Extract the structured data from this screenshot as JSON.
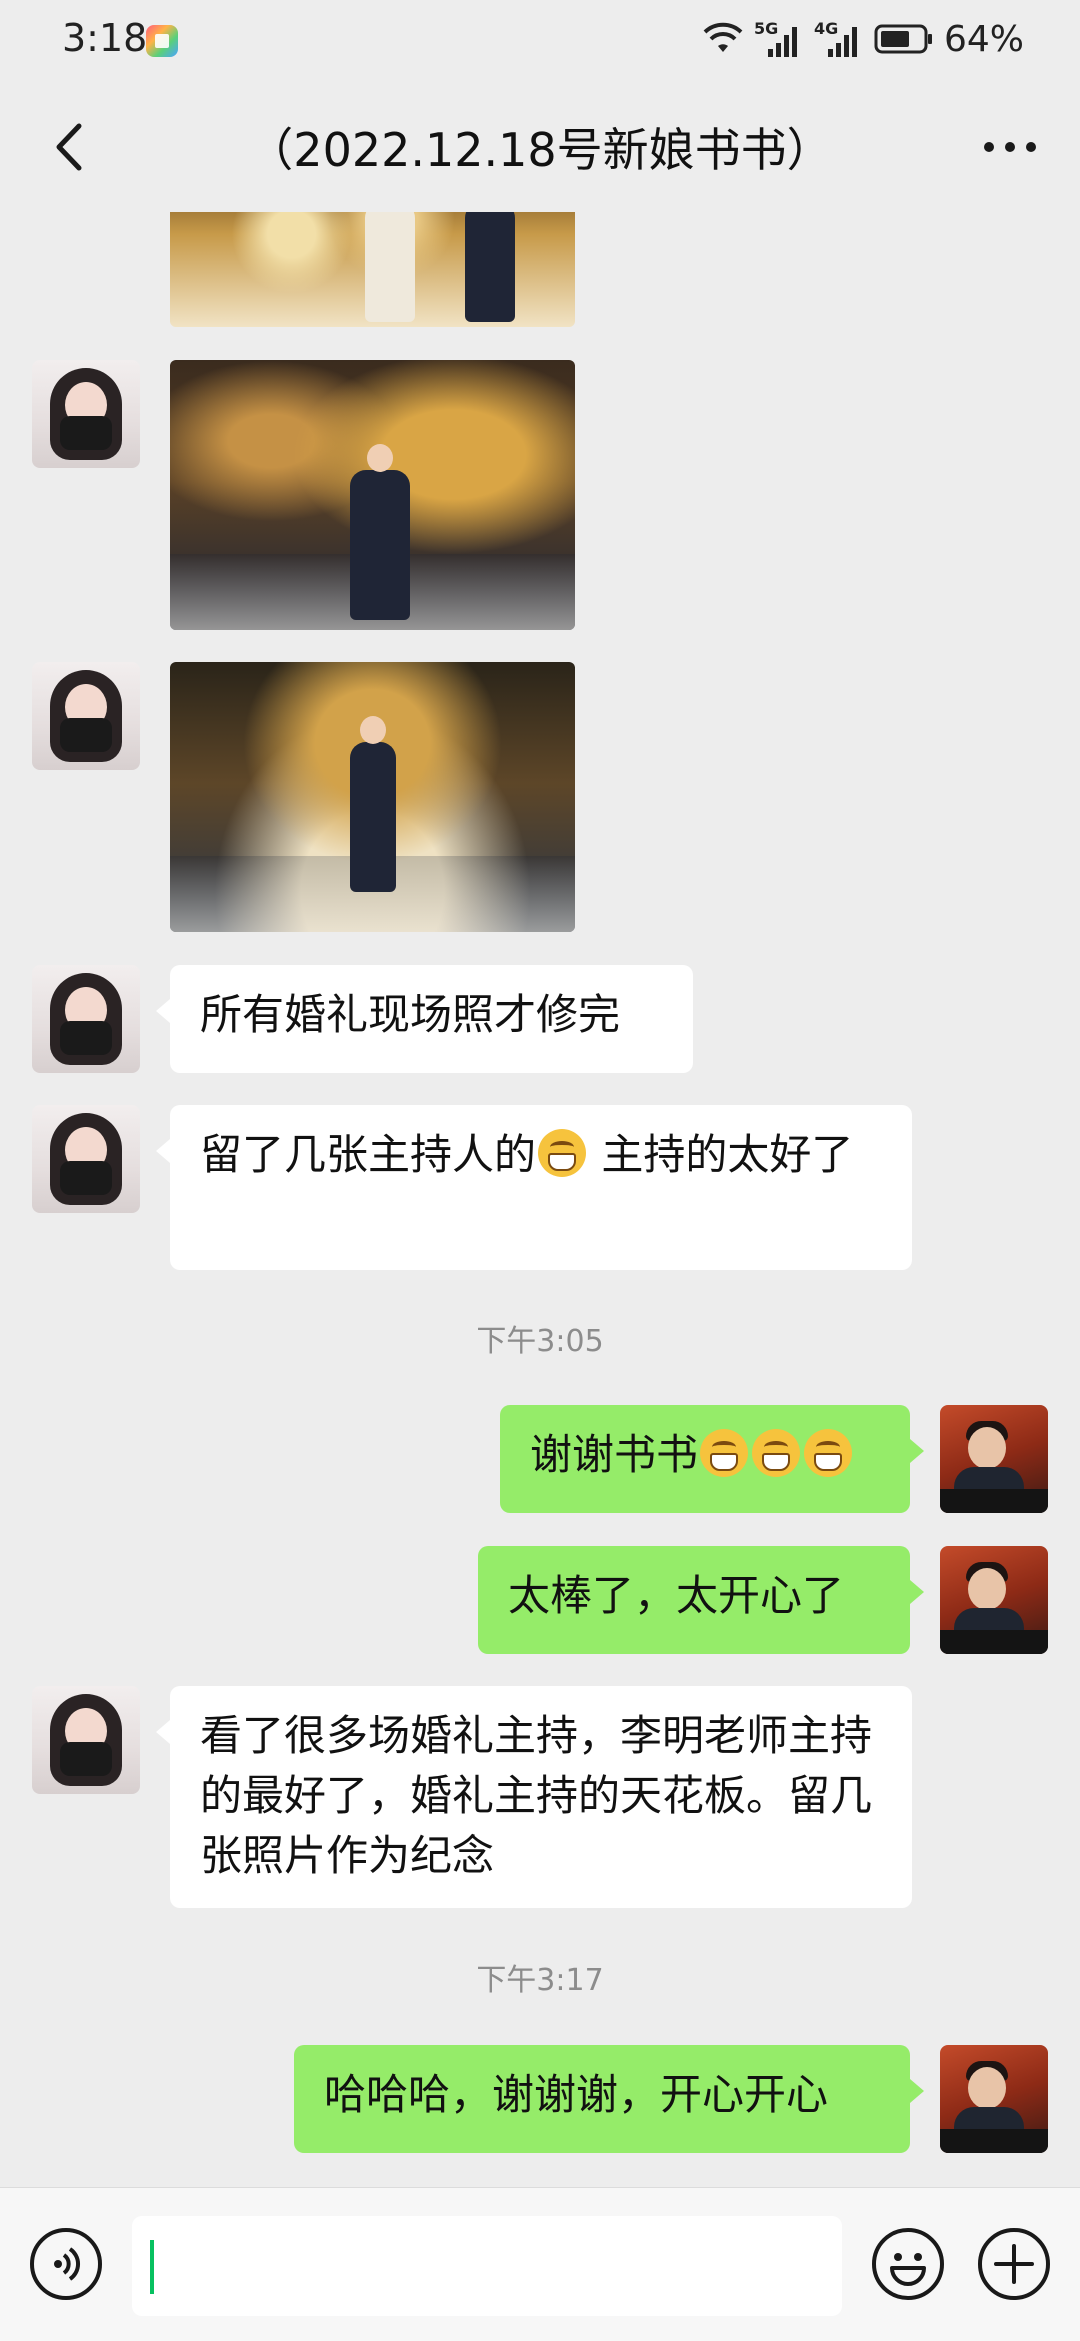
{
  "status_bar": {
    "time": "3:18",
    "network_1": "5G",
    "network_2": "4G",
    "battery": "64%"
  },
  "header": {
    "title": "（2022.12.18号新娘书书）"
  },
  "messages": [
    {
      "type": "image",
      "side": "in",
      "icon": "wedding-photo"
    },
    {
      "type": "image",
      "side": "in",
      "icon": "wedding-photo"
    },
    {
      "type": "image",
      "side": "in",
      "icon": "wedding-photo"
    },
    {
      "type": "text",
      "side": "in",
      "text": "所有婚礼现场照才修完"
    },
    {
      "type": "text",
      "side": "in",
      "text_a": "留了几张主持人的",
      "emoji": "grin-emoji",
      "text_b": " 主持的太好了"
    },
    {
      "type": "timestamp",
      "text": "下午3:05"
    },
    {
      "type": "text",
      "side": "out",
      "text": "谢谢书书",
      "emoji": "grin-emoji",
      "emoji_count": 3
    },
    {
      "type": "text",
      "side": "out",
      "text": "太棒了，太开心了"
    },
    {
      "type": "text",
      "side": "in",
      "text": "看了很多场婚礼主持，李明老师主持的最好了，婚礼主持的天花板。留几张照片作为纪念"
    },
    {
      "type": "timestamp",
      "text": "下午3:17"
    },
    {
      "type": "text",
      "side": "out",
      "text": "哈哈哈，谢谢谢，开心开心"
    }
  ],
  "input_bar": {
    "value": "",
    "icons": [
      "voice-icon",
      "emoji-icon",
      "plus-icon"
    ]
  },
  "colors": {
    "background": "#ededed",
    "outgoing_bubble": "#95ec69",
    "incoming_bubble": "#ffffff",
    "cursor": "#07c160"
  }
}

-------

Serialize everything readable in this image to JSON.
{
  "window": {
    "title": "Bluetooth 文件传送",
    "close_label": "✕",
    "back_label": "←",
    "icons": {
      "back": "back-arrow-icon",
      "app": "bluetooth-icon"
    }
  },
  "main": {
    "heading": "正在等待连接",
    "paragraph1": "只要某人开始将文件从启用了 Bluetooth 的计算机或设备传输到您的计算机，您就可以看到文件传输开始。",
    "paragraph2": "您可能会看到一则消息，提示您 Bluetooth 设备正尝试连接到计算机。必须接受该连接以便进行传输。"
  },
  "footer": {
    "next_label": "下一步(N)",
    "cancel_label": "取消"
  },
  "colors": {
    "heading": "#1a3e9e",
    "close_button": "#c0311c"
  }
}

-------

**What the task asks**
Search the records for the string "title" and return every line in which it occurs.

**Written reply**
    "title": "（2022.12.18号新娘书书）"
    "title": "Bluetooth 文件传送",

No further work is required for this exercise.